These women at the beach would be unable to vote for 30 more years. There is no doubt that their story of the ‘beach day’ would reveal many differences from our own experiences. We can imagine how hard life was for them, but without documentation through stories, we are stuck within the limitations of imagination.

Often, we think of imagination as a broad forest of possibility. For children, imagination is crucial to development and establishing an identity in a world much larger than them. We pride them for conceiving wonderful ideas and expressing their perspective in ways parents would never think to do. Imagination comes naturally for children, as they rely on the security of feeling that there is a place in the world that appreciates and values them.

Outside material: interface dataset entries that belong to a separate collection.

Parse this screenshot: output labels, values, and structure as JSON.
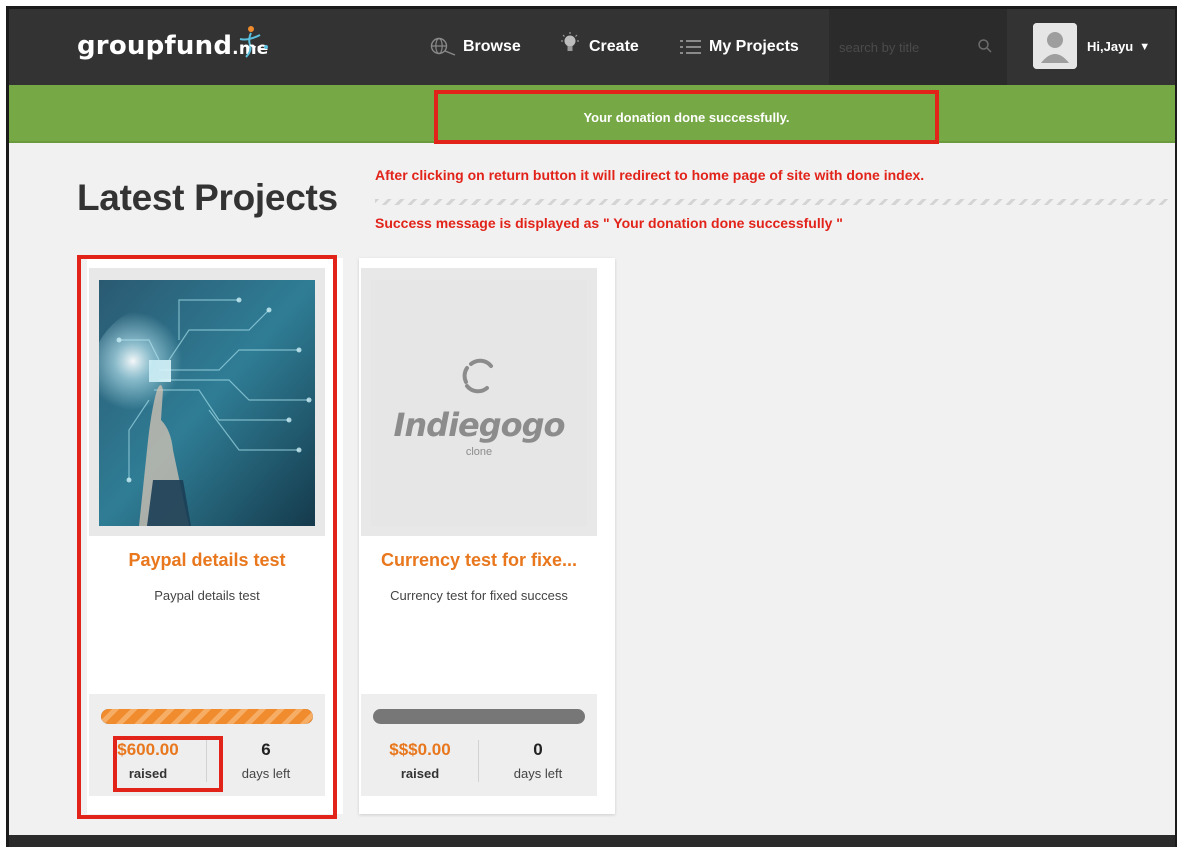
{
  "header": {
    "logo_main": "groupfund",
    "logo_tld": ".me",
    "nav": {
      "browse": "Browse",
      "create": "Create",
      "my_projects": "My Projects"
    },
    "search_placeholder": "search by title",
    "user_greeting": "Hi,Jayu"
  },
  "banner": {
    "message": "Your donation done successfully."
  },
  "page_title": "Latest Projects",
  "annotations": {
    "line1": "After clicking on return button it will redirect to home page of site with done index.",
    "line2": "Success message is displayed as \" Your donation done successfully \""
  },
  "projects": [
    {
      "title": "Paypal details test",
      "description": "Paypal details test",
      "amount": "$600.00",
      "amount_label": "raised",
      "days": "6",
      "days_label": "days left",
      "progress": 1.0,
      "image": "circuit-hand-photo"
    },
    {
      "title": "Currency test for fixe...",
      "description": "Currency test for fixed success",
      "amount": "$$$0.00",
      "amount_label": "raised",
      "days": "0",
      "days_label": "days left",
      "progress": 0.0,
      "image_brand": "Indiegogo",
      "image_sub": "clone"
    }
  ],
  "colors": {
    "header_bg": "#333333",
    "banner_bg": "#77a846",
    "accent_orange": "#e8771d",
    "annotation_red": "#e2231a"
  }
}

But imagination stifles with age. We erase the potential of things and become cemented in convenience. We find a niche where patterns have emerged, filling a space that has adapted to our comfort and expectations. We forget that this place is a story, based on interpretations and filters meant to hold us there for the sake of maintaining homeostasis, the brain’s constant pull to an unchallenged status of existence.

Often, our heart and brain are in conflict during change, which is a good thing when it comes to agitating the waters of self-fulfillment. We fear hurting others. We fear failure. We fear success. Every excuse in the book can be found under the Fear heading because when we learned to silence our imagination there had to be a category for our stories. Freedom doesn’t arrive without struggle, because fear will always reside along resistance to an identity defined by others. Breaking free of limitations, of stories, requires a new perspective which challenges the status quo and pushes against the default structure. Fears can be overcome. Otherwise, nothing would change.

Catalina Island, Late 1890’s